____ Working data

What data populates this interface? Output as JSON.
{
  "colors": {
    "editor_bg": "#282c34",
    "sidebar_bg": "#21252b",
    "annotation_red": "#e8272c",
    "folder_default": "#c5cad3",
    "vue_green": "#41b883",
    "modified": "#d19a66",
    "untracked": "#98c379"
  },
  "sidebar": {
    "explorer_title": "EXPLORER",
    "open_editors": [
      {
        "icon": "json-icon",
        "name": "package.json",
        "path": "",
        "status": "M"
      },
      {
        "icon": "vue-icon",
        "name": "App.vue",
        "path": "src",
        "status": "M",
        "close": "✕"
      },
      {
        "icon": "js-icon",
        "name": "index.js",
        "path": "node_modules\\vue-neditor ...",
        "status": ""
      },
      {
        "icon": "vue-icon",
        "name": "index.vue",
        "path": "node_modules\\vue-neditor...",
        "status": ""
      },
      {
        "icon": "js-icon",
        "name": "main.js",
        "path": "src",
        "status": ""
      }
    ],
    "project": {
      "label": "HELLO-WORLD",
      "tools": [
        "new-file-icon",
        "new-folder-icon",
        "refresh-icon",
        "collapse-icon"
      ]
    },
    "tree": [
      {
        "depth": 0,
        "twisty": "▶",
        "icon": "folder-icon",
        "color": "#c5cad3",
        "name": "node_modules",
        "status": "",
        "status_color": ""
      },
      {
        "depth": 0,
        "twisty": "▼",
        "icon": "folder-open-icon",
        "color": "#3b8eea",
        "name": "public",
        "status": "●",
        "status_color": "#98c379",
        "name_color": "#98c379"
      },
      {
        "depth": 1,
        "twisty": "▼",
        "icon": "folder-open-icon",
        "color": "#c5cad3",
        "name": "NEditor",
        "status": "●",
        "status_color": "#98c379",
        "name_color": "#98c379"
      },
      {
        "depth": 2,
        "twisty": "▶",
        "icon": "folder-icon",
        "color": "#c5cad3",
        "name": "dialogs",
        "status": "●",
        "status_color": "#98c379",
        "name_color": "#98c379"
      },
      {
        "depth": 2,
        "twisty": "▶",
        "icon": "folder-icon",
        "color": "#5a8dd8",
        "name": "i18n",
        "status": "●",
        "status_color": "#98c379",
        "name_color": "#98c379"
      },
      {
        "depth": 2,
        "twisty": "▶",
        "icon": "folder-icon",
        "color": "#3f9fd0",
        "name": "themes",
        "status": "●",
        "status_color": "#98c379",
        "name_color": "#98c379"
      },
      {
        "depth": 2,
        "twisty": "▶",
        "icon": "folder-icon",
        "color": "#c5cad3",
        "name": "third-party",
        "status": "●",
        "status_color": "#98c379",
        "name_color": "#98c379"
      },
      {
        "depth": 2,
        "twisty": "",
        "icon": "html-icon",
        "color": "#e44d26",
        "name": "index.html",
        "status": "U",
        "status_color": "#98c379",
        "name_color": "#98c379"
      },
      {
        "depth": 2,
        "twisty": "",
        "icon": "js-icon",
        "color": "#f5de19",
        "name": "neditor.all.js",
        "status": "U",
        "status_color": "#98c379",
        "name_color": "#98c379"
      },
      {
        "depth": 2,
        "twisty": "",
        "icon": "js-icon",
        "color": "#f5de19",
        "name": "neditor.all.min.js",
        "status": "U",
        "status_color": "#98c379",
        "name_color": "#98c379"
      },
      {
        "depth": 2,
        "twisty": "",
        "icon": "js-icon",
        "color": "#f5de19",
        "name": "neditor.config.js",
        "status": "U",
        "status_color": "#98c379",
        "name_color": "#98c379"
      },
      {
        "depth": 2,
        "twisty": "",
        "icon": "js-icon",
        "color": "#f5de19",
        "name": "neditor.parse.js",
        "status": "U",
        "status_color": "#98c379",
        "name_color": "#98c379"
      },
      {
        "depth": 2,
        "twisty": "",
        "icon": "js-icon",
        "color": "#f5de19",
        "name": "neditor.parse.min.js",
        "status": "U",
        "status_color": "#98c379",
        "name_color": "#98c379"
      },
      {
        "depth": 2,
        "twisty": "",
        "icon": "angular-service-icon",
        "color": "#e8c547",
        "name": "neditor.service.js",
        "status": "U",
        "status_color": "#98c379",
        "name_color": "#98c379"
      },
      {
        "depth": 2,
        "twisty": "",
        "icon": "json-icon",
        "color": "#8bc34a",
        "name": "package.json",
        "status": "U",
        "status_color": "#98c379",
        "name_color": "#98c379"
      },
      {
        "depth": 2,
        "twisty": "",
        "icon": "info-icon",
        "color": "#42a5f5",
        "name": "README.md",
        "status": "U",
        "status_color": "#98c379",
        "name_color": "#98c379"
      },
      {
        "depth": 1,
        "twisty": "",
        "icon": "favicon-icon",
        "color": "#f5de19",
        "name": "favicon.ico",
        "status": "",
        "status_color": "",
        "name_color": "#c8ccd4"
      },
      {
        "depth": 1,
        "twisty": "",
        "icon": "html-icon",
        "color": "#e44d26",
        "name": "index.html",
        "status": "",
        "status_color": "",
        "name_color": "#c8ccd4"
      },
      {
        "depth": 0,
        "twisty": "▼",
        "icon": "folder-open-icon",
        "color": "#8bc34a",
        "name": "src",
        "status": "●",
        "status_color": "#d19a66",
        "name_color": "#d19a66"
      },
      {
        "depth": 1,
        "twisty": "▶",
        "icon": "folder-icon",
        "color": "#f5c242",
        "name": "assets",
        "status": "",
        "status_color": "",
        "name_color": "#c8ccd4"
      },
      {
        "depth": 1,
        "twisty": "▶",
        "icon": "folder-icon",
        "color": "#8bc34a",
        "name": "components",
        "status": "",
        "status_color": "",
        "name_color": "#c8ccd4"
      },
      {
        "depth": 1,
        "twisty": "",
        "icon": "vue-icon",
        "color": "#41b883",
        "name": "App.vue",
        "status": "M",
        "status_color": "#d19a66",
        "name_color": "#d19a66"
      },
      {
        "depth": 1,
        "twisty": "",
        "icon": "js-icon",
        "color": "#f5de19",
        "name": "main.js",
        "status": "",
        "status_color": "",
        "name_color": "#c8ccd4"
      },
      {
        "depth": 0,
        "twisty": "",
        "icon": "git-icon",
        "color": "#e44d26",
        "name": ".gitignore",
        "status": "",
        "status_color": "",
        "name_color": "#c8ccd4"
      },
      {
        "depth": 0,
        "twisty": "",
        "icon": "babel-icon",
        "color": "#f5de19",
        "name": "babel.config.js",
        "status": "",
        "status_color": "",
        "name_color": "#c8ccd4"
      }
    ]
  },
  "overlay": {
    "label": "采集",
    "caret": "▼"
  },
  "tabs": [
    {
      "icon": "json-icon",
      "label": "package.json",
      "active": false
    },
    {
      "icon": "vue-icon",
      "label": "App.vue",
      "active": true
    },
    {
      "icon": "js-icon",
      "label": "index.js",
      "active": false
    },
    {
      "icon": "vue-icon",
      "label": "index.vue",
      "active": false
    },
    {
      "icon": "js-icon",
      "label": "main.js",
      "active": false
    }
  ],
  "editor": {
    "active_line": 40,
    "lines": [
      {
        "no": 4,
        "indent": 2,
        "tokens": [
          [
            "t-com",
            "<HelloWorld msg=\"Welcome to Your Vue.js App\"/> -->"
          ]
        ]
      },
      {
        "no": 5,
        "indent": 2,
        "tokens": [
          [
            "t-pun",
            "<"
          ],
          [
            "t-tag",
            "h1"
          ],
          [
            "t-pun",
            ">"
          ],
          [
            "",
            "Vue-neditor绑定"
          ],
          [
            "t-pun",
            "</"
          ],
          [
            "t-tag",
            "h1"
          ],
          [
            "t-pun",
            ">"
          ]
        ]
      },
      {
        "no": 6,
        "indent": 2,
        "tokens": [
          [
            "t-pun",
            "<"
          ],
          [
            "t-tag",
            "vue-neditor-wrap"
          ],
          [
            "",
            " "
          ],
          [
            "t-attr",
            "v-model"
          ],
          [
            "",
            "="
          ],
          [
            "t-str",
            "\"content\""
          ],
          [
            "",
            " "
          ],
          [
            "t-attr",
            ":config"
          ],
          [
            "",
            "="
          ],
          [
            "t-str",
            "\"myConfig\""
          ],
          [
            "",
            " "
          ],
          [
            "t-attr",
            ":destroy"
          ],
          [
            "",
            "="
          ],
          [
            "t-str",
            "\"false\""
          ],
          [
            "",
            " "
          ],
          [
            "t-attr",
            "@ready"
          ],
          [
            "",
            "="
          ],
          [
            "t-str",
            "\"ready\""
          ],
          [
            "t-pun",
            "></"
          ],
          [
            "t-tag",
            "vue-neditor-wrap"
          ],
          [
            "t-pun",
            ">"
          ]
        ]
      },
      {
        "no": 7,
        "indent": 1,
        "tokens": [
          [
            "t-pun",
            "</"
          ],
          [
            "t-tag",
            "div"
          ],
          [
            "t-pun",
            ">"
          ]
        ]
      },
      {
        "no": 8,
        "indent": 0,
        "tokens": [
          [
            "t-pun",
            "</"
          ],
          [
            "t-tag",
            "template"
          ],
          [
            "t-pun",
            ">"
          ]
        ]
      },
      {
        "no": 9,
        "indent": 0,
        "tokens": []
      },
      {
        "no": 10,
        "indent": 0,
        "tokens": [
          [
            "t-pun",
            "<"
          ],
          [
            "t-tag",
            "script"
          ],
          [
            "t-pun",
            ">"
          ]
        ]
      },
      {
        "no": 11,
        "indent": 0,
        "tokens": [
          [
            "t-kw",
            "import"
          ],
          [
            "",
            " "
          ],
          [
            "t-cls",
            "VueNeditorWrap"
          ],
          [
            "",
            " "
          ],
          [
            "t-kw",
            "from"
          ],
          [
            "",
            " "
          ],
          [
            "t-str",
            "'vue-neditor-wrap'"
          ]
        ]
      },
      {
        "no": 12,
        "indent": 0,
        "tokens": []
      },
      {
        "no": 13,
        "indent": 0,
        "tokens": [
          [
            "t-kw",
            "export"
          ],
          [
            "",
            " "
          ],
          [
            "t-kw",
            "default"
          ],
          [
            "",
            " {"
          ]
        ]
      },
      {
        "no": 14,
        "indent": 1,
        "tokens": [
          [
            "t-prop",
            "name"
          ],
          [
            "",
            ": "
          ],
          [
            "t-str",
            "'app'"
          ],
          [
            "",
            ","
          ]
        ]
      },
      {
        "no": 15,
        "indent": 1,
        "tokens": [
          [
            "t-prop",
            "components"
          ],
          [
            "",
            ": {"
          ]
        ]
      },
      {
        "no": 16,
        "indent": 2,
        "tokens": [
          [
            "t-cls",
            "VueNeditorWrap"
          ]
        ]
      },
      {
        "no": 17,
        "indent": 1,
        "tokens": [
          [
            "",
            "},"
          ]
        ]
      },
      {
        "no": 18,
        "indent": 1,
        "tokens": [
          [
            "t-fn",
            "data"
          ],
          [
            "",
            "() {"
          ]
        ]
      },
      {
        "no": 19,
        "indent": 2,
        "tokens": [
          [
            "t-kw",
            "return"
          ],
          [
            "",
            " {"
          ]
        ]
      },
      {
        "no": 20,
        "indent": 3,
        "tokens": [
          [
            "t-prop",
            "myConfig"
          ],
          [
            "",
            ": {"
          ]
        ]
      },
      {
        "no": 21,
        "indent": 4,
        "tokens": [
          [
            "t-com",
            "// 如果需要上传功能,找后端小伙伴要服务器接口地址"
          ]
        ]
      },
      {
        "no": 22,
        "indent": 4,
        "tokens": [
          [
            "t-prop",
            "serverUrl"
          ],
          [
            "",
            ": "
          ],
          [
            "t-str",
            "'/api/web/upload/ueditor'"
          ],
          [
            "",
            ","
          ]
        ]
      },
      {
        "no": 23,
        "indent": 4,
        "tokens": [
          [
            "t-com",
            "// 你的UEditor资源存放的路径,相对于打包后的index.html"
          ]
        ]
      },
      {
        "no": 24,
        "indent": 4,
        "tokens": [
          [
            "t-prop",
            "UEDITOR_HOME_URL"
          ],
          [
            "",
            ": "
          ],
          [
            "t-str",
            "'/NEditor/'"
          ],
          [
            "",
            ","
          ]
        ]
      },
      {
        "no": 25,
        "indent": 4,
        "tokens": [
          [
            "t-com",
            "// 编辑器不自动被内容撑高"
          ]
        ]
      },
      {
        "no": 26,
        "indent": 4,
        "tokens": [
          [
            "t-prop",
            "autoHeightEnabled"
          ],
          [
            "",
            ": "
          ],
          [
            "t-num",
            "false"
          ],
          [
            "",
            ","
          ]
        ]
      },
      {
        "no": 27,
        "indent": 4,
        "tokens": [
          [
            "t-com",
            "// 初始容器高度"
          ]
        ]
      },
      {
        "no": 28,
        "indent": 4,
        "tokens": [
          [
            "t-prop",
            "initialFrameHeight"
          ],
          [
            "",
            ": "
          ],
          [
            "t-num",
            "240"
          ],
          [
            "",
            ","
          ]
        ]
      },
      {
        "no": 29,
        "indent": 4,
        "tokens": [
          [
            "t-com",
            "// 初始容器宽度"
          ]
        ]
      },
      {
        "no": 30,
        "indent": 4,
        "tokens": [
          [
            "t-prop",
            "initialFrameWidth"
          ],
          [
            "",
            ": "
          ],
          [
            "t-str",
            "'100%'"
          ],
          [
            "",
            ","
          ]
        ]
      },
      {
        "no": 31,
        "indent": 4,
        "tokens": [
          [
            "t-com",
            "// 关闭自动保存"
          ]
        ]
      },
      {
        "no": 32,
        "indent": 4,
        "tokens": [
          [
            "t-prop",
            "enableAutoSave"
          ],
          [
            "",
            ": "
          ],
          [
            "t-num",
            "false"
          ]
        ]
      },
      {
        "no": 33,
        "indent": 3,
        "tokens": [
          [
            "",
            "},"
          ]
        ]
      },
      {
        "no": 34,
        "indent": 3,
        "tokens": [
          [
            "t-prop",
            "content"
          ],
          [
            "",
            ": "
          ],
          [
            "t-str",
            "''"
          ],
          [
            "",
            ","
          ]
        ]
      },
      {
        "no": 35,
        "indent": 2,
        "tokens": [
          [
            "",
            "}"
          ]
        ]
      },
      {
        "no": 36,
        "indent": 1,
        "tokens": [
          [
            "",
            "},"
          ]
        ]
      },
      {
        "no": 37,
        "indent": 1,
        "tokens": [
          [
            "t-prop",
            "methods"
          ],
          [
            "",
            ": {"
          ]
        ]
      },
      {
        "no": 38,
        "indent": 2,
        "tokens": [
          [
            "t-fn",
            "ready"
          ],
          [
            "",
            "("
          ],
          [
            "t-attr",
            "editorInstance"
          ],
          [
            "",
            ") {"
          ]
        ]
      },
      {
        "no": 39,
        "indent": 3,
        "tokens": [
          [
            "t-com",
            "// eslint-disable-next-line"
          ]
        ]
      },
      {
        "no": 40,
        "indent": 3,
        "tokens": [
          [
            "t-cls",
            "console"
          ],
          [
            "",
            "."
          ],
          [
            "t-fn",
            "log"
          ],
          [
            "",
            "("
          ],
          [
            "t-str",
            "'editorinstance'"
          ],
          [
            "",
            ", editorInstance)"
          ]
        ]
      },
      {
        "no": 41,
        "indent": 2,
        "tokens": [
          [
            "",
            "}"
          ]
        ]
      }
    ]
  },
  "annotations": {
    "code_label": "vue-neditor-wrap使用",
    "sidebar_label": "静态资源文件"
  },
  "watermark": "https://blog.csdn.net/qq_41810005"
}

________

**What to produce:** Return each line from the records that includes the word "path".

**Your response:**
        "path": "",
        "path": "src",
        "path": "node_modules\\vue-neditor ...",
        "path": "node_modules\\vue-neditor...",
        "path": "src",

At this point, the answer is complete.